● 2Types of injection molding machines

● 2.1Hydraulic

● 2.2Mechanical

● 2.3Electric

● 3References


Operation[edit]

Injection molding machine molds can be fastened in either a horizontal or vertical position. The majority of machines are horizontally oriented, but vertical machines are used in some niche applications such as insert molding, allowing the machine to take advantage of gravity. Some vertical machines also don't require the mold to be fastened. There are many ways to fasten the tools to the platens, the most common being manual clamps (both halves are bolted to the platens); however hydraulic clamps (chocks are used to hold the tool in place) and magnetic clamps are also used. The magnetic and hydraulic clamps are used where fast tool changes are required.

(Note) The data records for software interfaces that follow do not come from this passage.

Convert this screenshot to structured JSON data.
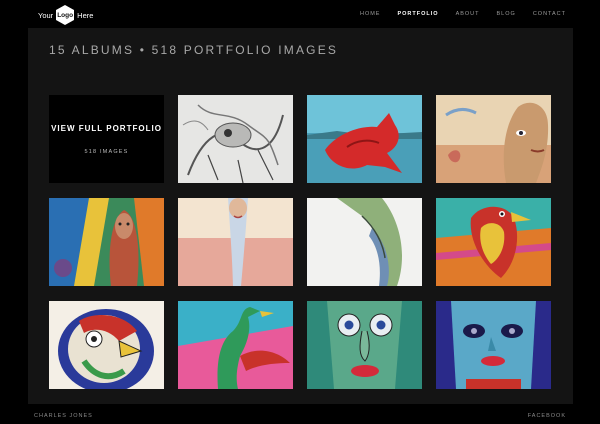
{
  "header": {
    "logo": {
      "left": "Your",
      "mark": "Logo",
      "right": "Here"
    },
    "nav": [
      {
        "label": "HOME",
        "active": false
      },
      {
        "label": "PORTFOLIO",
        "active": true
      },
      {
        "label": "ABOUT",
        "active": false
      },
      {
        "label": "BLOG",
        "active": false
      },
      {
        "label": "CONTACT",
        "active": false
      }
    ]
  },
  "main": {
    "heading": "15 ALBUMS • 518 PORTFOLIO IMAGES",
    "feature": {
      "title": "VIEW FULL PORTFOLIO",
      "count": "518 IMAGES"
    }
  },
  "footer": {
    "left": "CHARLES JONES",
    "right": "FACEBOOK"
  },
  "colors": {
    "background": "#000000",
    "panel": "#141414",
    "active_nav": "#ffffff"
  }
}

The person designing the mold chooses whether the mold uses a cold runner system or a hot runner system to carry the plastic from the injection unit to the cavities. A cold runner is a simple channel carved into the mold. The plastic that fills the cold runner cools as the part cools and is then ejected with the part as a sprue. A hot runner system is more complicated, often using cartridge heaters to keep the plastic in the runners hot as the part cools. After the part is ejected, the plastic remaining in a hot runner is injected into the next part.

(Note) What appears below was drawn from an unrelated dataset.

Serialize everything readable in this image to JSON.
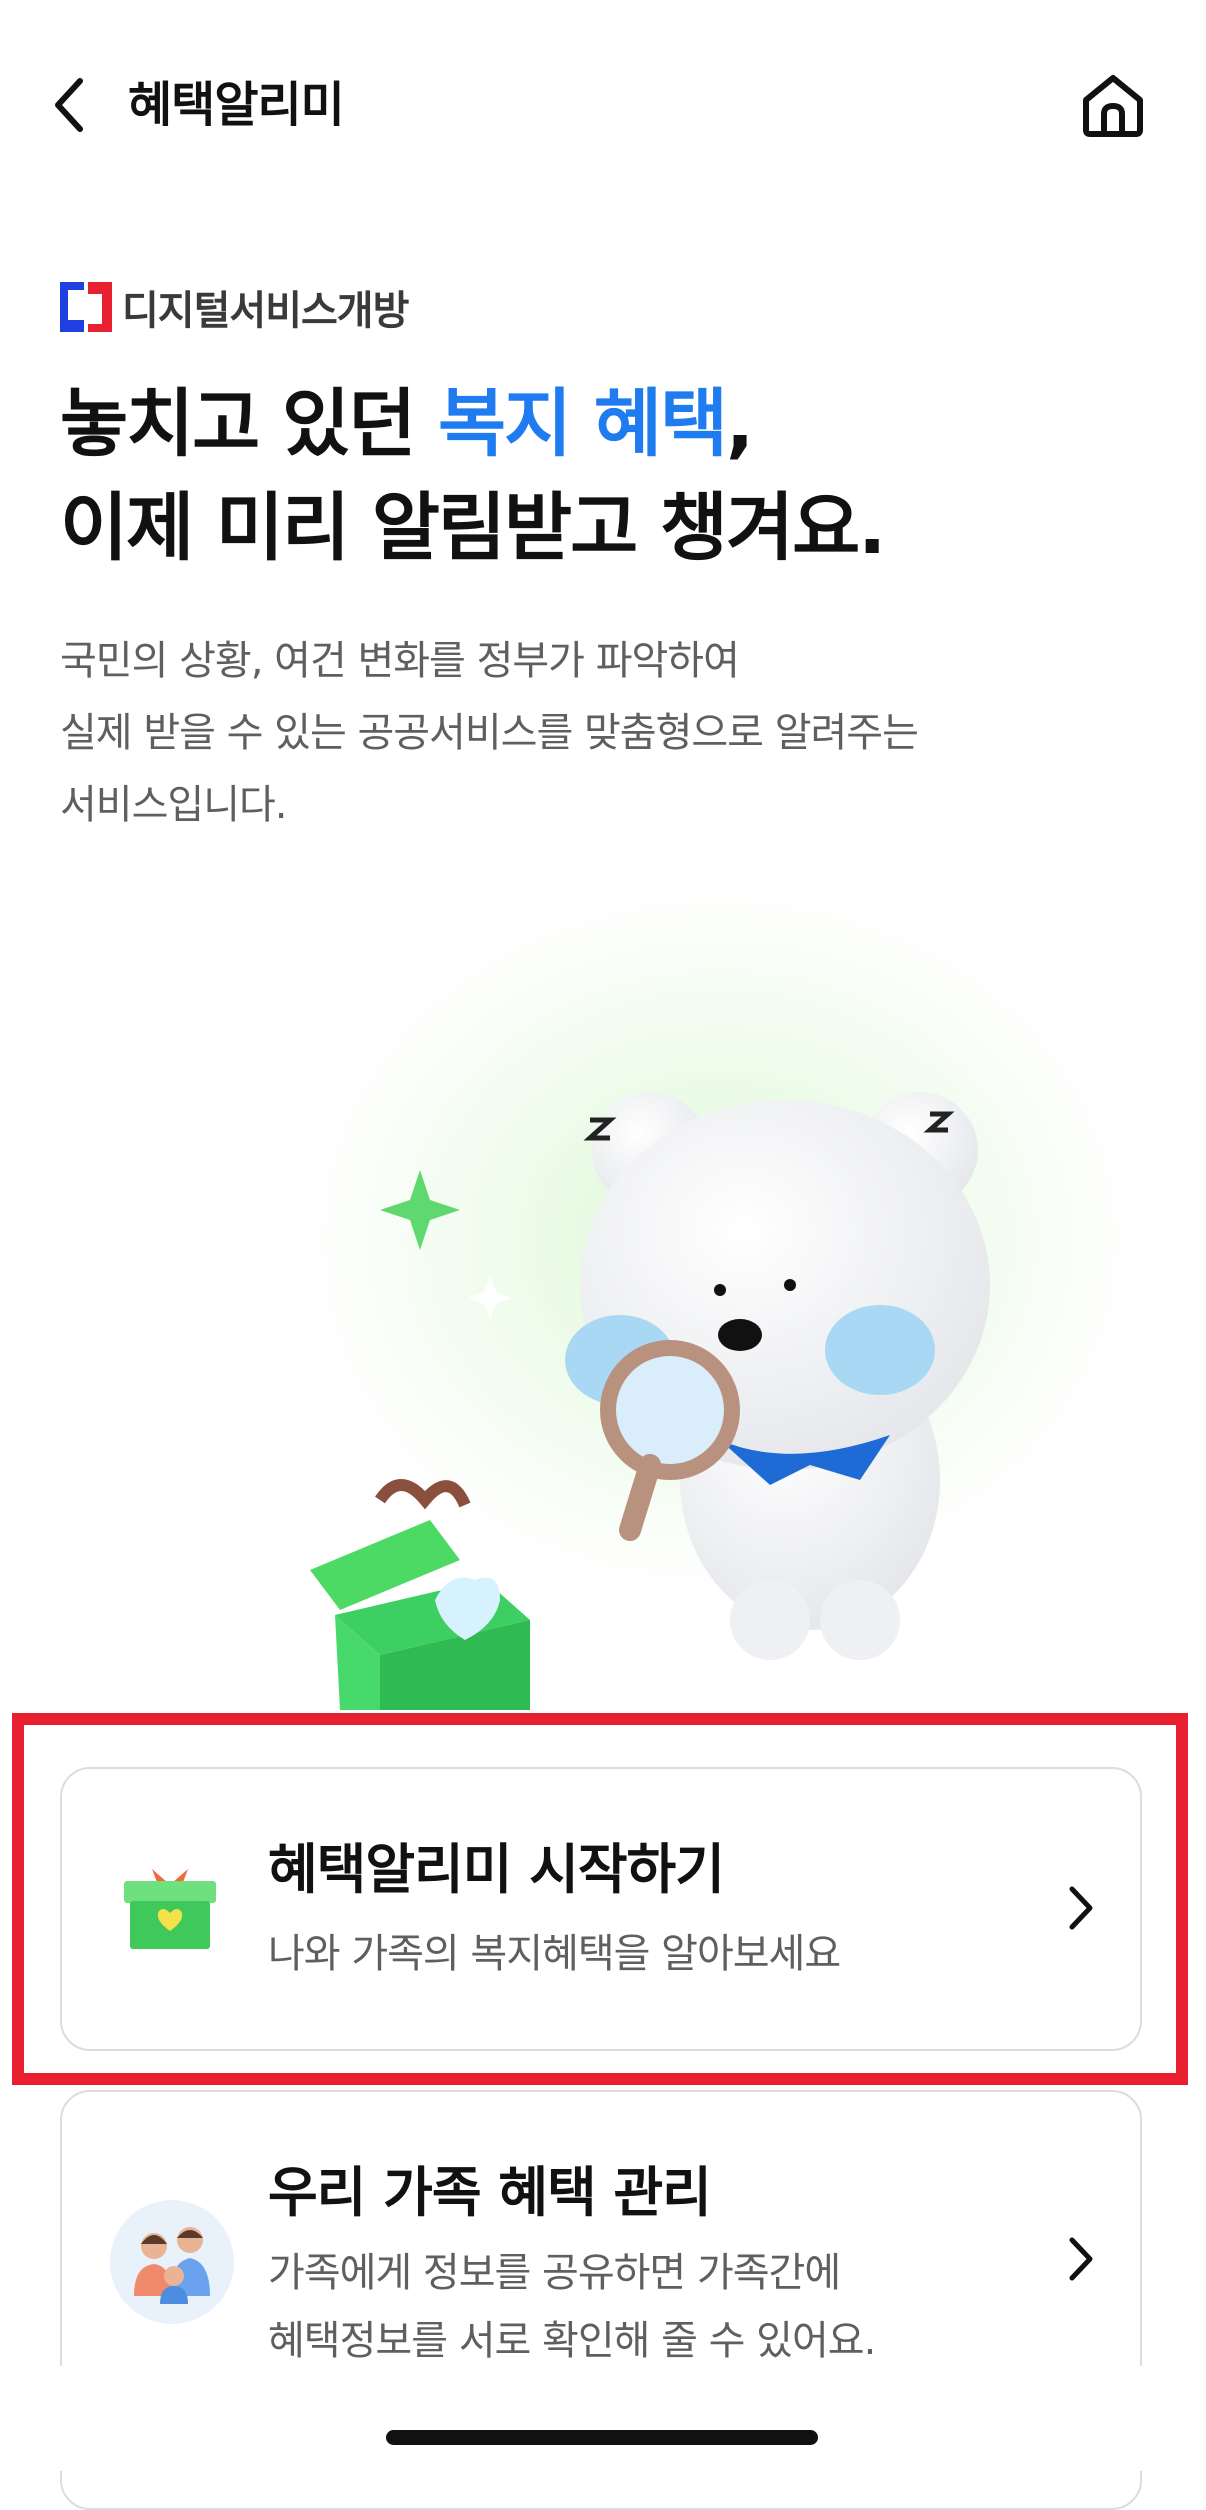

Types of injection molding machines[edit]

Machines are classified primarily by the type of driving systems they use: hydraulic, mechanical, electrical, or hybrid.


Hydraulic[edit]

Hydraulic presses have historically been the only option available to molders until Nissei Plastic Industrial Co., LTD introduced the first all-electric injection molding machine in 1983. Hydraulic machines, although not nearly as precise, are the predominant type in most of the world, with the exception of Japan.[citation needed]


Mechanical[edit]

Mechanical type machines use the toggle system for building up tonnage on the clamp side of the machine. Tonnage is required on all machines so that the clamp side of the machine does not open (i.e. tool half mounted on the platen) due to the injection pressure. If the tool half opens up it will create flash in the plastic product.


Electric[edit]

The electric press, also known as Electric Machine Technology (EMT), reduces operation costs by cutting energy consumption and also addresses some of the environmental concerns surrounding the hydraulic press. Electric presses have been shown to be quieter, faster, and have a higher accuracy, however the machines are more expensive.

Hybrid injection (sometimes referred to as "Servo-Hydraulic") molding machines claim to take advantage of the best features of both hydraulic and electric systems, but in actuality use almost the same amount of electricity to operate as an electric injection molding machine depending on the manufacturer.[1][2]

A robotic arm is often used to remove the molded components; either by side or top entry, but it is more common for parts to drop out of the mold, through a chute and into a container..